Under current protocol, games are stopped for three minutes to allow assessment of suspected concussion by medical staff. If further treatment is required, the player has to leave the field.
MacLean is a "massive advocate" of head injury substitutions.
"That is going to the International Board and I would be hopeful in the relatively near future the laws of the game will be changed to include that," MacLean told BBC Scotland.
"That will allow hopefully a 10-minute period with a free substitution, as rugby does, that gives the medical staff the opportunity to assess that player in the quiet of the dressing room, without the manager or referee trying to hound the medical team off the pitch.
"Only 10% of concussions and head injuries involved loss of consciousness, so it's a relatively small percentage.

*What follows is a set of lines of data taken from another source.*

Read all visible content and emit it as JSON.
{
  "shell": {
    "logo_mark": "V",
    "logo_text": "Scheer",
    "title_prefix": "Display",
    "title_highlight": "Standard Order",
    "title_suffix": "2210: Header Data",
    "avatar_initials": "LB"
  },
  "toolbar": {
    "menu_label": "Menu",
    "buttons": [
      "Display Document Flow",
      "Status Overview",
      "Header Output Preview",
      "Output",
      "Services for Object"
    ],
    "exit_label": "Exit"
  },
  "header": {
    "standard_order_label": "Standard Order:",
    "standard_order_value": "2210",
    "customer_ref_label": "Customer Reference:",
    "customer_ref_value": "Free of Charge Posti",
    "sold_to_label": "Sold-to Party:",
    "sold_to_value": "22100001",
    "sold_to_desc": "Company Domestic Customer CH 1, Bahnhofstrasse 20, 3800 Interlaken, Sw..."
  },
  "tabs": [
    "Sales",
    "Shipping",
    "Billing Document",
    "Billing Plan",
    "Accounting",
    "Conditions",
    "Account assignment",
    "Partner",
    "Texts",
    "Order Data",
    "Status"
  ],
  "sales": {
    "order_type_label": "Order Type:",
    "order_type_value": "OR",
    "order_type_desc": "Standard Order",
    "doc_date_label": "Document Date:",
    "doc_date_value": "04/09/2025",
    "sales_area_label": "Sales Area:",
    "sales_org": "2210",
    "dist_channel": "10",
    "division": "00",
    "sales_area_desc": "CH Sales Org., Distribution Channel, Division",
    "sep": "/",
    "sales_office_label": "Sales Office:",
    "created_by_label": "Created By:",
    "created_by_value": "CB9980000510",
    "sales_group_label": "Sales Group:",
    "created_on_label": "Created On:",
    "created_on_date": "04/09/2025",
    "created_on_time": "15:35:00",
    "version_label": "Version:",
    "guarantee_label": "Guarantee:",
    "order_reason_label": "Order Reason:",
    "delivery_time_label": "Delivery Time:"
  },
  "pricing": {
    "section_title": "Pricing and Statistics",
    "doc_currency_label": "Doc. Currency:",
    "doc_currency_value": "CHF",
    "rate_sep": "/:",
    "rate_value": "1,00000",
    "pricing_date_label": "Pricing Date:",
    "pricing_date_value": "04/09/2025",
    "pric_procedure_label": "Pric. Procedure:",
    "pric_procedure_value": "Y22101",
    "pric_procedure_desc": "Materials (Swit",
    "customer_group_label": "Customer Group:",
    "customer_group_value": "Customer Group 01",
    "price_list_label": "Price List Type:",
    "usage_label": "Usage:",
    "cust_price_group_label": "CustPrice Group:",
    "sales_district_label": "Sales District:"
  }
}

"Any player who has been knocked out should be removed from the game, no matter what age."
MacLean, who also serves as Scotland's national teams doctor, admits more research is required into the effects of heading the ball.
"Until we know the real place of heading, it would be wrong of us to say let's wait for another 10 years until this study is done," he added.
"Through work with the Scottish FA and Uefa, what we have started to do is put together some sensible guidelines. Some simple things like limiting heading training for young players, perhaps to one session per week to allow the brain to recover."